- What you need to do
Establish the number of lines below that contain the string "color". State that number alone.

* * * * * * *

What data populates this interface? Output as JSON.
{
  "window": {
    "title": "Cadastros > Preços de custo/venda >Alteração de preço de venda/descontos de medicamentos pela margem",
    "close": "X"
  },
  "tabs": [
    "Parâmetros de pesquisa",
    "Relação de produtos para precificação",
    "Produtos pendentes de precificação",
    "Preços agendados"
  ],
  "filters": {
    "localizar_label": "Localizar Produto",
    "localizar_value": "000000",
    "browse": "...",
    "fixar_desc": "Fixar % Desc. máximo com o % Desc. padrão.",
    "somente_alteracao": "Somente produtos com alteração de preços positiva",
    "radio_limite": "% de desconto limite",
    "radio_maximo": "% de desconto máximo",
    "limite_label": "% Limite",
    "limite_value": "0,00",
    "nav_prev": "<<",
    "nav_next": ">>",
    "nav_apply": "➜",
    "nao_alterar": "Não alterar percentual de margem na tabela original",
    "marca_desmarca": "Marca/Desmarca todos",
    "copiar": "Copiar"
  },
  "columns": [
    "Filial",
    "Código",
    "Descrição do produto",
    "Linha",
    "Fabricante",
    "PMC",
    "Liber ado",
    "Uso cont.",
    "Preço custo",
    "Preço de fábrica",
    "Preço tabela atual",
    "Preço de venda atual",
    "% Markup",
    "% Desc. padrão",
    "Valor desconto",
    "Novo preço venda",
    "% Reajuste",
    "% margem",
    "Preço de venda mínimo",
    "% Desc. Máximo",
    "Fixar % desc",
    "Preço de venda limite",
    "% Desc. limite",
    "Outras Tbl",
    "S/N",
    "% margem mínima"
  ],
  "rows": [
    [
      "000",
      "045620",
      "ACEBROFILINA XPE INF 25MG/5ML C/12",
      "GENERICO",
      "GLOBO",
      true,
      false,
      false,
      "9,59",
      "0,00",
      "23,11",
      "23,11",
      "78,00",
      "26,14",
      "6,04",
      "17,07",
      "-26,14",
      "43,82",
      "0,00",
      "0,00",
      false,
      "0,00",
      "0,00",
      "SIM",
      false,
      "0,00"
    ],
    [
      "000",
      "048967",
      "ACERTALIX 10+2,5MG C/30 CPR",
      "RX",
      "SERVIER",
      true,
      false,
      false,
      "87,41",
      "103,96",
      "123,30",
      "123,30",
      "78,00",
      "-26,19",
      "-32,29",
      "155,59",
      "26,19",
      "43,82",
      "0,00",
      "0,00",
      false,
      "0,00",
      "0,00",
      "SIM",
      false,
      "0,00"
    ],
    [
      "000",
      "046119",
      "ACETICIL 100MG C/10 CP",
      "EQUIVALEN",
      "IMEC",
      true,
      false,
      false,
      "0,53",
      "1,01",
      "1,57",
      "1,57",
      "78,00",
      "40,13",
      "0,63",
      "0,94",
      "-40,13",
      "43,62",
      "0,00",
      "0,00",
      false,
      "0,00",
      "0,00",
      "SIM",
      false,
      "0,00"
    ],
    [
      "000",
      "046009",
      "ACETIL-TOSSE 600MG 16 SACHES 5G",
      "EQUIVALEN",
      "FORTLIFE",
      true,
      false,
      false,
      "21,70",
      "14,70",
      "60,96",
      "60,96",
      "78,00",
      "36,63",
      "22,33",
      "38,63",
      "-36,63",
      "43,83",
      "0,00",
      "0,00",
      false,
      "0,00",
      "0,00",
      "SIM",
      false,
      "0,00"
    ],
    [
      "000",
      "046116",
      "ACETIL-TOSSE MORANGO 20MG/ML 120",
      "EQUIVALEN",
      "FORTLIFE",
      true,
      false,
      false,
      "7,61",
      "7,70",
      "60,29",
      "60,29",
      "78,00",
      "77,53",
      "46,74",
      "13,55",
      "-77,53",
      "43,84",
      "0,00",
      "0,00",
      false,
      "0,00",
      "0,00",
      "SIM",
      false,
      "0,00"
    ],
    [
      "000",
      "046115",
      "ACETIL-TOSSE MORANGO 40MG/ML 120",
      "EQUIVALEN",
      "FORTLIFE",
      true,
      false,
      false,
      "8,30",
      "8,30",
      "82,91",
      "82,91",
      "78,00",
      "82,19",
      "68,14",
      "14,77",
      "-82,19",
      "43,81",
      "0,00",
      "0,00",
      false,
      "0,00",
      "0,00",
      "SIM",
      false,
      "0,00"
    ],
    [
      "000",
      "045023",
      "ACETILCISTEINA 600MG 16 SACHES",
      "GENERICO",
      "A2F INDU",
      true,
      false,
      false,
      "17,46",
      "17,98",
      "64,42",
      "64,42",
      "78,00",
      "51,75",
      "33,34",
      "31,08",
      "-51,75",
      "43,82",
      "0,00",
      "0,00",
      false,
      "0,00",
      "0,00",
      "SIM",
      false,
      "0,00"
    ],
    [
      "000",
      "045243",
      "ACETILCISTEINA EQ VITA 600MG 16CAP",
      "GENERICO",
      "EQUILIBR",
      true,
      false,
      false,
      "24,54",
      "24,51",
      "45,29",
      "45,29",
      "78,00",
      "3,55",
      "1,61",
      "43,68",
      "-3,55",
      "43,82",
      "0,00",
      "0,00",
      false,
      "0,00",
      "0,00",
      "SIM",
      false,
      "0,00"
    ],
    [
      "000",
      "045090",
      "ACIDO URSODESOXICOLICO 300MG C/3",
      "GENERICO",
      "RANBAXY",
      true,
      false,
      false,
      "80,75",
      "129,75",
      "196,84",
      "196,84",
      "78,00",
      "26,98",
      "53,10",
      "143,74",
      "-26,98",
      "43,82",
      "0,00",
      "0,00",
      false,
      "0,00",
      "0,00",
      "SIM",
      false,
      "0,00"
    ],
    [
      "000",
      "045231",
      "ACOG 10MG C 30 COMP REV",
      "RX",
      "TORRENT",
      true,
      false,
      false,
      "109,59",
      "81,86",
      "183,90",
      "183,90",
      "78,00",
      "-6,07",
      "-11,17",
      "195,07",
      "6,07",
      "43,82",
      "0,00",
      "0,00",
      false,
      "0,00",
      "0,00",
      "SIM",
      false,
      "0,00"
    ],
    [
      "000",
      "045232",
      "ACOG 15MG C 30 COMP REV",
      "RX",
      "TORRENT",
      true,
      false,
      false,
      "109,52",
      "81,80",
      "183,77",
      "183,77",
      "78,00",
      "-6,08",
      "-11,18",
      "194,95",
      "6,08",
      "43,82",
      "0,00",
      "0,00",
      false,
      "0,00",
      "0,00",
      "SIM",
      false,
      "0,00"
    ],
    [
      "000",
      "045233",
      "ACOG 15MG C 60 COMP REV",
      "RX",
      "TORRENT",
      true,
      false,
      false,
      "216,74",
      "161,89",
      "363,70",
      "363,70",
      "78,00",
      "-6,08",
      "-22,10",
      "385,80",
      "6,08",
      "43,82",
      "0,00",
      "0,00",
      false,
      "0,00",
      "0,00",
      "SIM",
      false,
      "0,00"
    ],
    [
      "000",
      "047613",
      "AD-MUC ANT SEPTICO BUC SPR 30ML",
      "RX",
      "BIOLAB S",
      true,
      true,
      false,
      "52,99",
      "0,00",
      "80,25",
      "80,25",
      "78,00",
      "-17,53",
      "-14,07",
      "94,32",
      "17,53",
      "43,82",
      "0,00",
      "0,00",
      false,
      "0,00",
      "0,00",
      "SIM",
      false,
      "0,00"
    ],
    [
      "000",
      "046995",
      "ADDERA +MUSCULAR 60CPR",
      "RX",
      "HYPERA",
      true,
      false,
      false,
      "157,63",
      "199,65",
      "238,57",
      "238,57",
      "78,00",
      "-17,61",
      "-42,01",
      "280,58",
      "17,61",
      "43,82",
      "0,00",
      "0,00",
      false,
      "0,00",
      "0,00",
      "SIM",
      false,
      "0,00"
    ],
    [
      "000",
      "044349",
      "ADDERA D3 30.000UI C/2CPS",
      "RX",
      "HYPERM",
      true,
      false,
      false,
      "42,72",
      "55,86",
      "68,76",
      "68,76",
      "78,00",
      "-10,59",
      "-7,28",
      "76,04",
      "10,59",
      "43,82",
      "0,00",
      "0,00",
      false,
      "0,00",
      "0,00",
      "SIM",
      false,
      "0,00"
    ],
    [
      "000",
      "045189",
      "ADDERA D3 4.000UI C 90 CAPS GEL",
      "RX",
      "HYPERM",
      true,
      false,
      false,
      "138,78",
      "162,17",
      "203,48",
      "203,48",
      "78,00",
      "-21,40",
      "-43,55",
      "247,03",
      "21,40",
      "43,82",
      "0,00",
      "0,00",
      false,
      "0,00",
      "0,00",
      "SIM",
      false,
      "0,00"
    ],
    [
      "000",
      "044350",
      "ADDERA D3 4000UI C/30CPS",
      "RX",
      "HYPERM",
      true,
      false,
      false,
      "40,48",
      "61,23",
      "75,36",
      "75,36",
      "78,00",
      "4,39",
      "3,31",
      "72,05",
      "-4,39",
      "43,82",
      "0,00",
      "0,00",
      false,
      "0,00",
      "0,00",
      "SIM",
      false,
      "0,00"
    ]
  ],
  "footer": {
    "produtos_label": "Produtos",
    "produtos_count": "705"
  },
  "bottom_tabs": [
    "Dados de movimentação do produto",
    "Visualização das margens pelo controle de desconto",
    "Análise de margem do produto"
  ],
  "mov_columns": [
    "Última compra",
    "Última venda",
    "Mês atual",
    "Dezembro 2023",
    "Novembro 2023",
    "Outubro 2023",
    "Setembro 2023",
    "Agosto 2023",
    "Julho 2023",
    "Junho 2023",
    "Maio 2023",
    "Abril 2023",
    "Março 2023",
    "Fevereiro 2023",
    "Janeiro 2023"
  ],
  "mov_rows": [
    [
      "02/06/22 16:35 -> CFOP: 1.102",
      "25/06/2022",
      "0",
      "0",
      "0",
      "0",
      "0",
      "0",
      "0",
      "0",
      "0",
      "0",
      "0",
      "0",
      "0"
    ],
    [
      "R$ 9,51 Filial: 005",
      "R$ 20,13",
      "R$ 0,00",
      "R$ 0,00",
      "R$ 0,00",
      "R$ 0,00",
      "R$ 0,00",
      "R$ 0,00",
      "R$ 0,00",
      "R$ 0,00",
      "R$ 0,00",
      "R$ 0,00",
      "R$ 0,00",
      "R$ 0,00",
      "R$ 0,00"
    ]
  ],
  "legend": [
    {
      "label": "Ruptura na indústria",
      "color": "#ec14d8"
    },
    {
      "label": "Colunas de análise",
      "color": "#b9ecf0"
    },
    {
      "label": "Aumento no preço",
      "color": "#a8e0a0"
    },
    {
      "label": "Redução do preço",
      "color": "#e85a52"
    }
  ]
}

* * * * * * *

- Solution for this exercise
4